Start of Data
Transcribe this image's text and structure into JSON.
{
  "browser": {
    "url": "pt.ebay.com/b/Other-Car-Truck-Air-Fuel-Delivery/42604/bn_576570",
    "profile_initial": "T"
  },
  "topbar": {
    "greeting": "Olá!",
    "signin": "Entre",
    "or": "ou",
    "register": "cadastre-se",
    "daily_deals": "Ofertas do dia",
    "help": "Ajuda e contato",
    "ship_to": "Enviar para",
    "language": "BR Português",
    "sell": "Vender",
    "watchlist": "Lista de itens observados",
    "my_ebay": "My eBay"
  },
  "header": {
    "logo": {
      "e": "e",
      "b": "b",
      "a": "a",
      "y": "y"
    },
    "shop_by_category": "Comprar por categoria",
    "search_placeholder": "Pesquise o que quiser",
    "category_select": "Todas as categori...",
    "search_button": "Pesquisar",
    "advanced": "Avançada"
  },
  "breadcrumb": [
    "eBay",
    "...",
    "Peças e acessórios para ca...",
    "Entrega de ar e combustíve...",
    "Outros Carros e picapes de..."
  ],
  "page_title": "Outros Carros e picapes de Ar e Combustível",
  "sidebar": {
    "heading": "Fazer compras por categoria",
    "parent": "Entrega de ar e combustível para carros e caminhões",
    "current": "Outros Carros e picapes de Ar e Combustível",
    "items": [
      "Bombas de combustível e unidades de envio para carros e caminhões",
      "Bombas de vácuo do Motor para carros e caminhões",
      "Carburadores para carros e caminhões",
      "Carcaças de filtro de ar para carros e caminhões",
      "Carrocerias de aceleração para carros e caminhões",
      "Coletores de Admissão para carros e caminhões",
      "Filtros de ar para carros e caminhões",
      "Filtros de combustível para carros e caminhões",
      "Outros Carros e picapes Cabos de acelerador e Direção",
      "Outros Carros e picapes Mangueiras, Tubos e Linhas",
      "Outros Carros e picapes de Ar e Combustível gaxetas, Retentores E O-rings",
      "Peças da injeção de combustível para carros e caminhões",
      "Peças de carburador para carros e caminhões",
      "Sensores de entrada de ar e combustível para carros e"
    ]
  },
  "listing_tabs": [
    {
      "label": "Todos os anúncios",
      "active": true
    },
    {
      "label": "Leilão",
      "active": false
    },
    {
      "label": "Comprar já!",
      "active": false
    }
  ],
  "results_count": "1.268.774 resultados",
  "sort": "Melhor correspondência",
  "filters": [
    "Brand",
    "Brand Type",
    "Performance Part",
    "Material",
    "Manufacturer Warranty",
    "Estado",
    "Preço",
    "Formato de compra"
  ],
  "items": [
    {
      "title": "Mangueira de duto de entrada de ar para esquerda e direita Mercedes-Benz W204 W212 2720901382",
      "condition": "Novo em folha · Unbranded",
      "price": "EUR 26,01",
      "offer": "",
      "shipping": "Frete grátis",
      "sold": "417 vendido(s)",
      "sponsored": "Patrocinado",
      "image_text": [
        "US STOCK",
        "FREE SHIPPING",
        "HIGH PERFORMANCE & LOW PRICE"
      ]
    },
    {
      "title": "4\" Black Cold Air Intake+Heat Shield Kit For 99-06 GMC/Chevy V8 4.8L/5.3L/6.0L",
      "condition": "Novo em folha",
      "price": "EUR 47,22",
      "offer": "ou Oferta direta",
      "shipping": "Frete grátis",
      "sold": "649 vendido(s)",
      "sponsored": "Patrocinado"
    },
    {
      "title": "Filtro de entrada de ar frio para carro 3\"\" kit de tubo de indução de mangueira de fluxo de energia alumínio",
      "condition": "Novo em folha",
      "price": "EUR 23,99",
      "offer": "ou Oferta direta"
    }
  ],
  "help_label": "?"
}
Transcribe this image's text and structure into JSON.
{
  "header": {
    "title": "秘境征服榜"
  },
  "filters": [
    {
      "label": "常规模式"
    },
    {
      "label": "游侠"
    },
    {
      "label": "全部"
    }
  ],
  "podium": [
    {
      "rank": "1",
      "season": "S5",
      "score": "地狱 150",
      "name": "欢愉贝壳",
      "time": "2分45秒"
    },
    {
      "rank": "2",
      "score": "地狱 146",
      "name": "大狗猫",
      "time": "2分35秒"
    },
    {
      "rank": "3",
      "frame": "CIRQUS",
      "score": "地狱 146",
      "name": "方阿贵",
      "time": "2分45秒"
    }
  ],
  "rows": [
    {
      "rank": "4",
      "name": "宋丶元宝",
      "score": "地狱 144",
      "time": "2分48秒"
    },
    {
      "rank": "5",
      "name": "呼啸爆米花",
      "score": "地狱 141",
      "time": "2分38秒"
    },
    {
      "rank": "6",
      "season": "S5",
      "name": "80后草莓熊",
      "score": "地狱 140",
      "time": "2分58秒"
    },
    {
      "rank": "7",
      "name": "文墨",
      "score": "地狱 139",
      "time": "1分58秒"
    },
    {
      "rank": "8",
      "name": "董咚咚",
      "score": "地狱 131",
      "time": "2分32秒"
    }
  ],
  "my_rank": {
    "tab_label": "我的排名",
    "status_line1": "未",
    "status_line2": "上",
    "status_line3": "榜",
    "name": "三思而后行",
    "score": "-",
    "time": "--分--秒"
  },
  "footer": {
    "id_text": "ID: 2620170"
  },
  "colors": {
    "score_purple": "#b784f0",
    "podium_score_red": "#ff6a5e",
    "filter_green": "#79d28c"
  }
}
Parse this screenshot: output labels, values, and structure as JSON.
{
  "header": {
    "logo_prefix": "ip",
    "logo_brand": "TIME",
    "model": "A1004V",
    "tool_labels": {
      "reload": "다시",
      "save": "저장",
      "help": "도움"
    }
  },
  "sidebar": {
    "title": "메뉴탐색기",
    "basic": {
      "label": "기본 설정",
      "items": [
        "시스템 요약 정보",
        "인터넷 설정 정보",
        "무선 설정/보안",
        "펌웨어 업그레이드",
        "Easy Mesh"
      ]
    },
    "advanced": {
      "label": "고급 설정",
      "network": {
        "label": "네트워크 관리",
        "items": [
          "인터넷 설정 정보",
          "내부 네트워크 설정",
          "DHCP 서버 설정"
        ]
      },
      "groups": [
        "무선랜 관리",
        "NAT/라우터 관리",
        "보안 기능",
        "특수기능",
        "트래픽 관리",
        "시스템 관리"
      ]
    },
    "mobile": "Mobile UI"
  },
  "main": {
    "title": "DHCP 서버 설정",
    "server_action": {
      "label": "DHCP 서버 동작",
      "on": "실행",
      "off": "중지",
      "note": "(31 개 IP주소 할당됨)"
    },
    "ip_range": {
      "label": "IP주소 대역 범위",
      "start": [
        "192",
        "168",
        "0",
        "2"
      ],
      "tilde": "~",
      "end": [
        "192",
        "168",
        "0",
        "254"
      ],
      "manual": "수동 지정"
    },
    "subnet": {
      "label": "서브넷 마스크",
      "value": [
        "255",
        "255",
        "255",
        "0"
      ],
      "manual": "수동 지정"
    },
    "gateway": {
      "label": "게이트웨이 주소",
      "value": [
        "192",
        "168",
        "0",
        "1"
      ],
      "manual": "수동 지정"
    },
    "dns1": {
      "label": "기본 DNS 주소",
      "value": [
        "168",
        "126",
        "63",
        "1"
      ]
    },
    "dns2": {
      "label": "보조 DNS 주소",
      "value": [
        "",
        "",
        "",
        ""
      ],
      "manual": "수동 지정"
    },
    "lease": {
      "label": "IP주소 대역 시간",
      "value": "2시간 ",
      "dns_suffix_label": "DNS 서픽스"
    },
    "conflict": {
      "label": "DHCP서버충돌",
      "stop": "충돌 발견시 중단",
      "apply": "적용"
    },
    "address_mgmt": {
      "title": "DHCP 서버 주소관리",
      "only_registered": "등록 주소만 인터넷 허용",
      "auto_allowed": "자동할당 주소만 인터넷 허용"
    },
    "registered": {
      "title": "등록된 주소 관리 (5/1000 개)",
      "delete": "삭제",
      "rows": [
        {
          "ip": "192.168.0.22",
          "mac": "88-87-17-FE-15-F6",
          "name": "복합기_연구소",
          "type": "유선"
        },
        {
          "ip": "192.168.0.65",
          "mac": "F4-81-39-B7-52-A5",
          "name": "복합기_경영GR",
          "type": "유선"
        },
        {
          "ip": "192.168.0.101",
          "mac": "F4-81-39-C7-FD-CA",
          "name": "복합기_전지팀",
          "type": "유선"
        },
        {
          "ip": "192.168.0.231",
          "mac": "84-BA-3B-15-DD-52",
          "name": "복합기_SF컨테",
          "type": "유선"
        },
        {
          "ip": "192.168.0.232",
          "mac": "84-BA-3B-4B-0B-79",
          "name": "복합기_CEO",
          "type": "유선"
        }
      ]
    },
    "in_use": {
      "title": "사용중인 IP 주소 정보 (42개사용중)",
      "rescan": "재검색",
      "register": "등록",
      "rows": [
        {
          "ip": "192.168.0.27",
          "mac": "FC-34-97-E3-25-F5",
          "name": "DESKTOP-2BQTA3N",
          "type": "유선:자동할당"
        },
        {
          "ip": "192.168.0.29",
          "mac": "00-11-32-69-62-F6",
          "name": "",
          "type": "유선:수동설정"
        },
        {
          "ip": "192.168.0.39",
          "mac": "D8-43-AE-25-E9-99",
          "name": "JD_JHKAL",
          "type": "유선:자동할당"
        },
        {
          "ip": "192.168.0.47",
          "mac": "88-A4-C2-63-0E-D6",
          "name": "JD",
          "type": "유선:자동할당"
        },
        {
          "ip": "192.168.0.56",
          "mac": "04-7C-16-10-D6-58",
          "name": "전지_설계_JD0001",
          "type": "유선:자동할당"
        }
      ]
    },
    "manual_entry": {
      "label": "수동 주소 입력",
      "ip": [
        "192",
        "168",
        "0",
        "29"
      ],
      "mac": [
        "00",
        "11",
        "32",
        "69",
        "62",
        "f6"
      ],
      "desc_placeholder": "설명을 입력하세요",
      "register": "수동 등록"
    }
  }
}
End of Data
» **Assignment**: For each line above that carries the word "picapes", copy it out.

» **Output**:
    "Outros Carros e picapes de..."
  "page_title": "Outros Carros e picapes de Ar e Combustível",
    "current": "Outros Carros e picapes de Ar e Combustível",
      "Outros Carros e picapes Cabos de acelerador e Direção",
      "Outros Carros e picapes Mangueiras, Tubos e Linhas",
      "Outros Carros e picapes de Ar e Combustível gaxetas, Retentores E O-rings",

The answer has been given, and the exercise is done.